_Data about app and page elements_.

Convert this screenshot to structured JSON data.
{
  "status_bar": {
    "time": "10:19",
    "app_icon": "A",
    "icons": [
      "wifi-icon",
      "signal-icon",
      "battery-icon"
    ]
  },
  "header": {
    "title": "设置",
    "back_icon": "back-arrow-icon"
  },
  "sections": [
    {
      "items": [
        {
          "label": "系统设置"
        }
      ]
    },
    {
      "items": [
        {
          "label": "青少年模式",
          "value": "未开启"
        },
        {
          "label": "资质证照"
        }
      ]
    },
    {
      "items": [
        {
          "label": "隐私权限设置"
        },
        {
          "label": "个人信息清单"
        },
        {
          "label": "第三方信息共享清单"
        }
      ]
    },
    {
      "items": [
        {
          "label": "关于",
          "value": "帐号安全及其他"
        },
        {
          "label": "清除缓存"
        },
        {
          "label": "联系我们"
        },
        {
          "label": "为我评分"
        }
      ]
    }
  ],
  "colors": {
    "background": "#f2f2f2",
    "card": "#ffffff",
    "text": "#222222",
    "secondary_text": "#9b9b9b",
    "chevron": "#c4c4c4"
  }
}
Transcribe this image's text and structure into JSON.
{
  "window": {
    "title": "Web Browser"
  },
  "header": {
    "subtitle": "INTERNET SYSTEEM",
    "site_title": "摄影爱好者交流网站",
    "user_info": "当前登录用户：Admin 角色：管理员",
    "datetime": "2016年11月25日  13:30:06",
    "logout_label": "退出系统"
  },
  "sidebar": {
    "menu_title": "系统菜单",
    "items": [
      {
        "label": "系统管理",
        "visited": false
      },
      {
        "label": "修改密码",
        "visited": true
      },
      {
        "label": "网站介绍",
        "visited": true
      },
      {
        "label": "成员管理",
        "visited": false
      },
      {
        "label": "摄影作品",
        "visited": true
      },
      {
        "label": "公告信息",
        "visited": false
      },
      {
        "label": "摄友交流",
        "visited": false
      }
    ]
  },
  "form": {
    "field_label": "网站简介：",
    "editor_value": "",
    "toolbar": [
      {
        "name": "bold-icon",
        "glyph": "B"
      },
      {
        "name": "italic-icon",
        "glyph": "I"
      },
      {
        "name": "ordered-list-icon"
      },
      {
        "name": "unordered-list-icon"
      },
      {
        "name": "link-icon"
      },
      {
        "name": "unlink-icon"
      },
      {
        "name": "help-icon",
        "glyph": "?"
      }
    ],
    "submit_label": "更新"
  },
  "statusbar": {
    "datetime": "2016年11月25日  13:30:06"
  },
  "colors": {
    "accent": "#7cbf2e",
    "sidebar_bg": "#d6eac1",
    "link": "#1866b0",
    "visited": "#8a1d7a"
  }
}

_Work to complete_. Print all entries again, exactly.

_Task answer_.
Convert this screenshot to structured JSON data.
{
  "status_bar": {
    "time": "10:19",
    "app_icon": "A",
    "icons": [
      "wifi-icon",
      "signal-icon",
      "battery-icon"
    ]
  },
  "header": {
    "title": "设置",
    "back_icon": "back-arrow-icon"
  },
  "sections": [
    {
      "items": [
        {
          "label": "系统设置"
        }
      ]
    },
    {
      "items": [
        {
          "label": "青少年模式",
          "value": "未开启"
        },
        {
          "label": "资质证照"
        }
      ]
    },
    {
      "items": [
        {
          "label": "隐私权限设置"
        },
        {
          "label": "个人信息清单"
        },
        {
          "label": "第三方信息共享清单"
        }
      ]
    },
    {
      "items": [
        {
          "label": "关于",
          "value": "帐号安全及其他"
        },
        {
          "label": "清除缓存"
        },
        {
          "label": "联系我们"
        },
        {
          "label": "为我评分"
        }
      ]
    }
  ],
  "colors": {
    "background": "#f2f2f2",
    "card": "#ffffff",
    "text": "#222222",
    "secondary_text": "#9b9b9b",
    "chevron": "#c4c4c4"
  }
}
Transcribe this image's text and structure into JSON.
{
  "window": {
    "title": "Web Browser"
  },
  "header": {
    "subtitle": "INTERNET SYSTEEM",
    "site_title": "摄影爱好者交流网站",
    "user_info": "当前登录用户：Admin 角色：管理员",
    "datetime": "2016年11月25日  13:30:06",
    "logout_label": "退出系统"
  },
  "sidebar": {
    "menu_title": "系统菜单",
    "items": [
      {
        "label": "系统管理",
        "visited": false
      },
      {
        "label": "修改密码",
        "visited": true
      },
      {
        "label": "网站介绍",
        "visited": true
      },
      {
        "label": "成员管理",
        "visited": false
      },
      {
        "label": "摄影作品",
        "visited": true
      },
      {
        "label": "公告信息",
        "visited": false
      },
      {
        "label": "摄友交流",
        "visited": false
      }
    ]
  },
  "form": {
    "field_label": "网站简介：",
    "editor_value": "",
    "toolbar": [
      {
        "name": "bold-icon",
        "glyph": "B"
      },
      {
        "name": "italic-icon",
        "glyph": "I"
      },
      {
        "name": "ordered-list-icon"
      },
      {
        "name": "unordered-list-icon"
      },
      {
        "name": "link-icon"
      },
      {
        "name": "unlink-icon"
      },
      {
        "name": "help-icon",
        "glyph": "?"
      }
    ],
    "submit_label": "更新"
  },
  "statusbar": {
    "datetime": "2016年11月25日  13:30:06"
  },
  "colors": {
    "accent": "#7cbf2e",
    "sidebar_bg": "#d6eac1",
    "link": "#1866b0",
    "visited": "#8a1d7a"
  }
}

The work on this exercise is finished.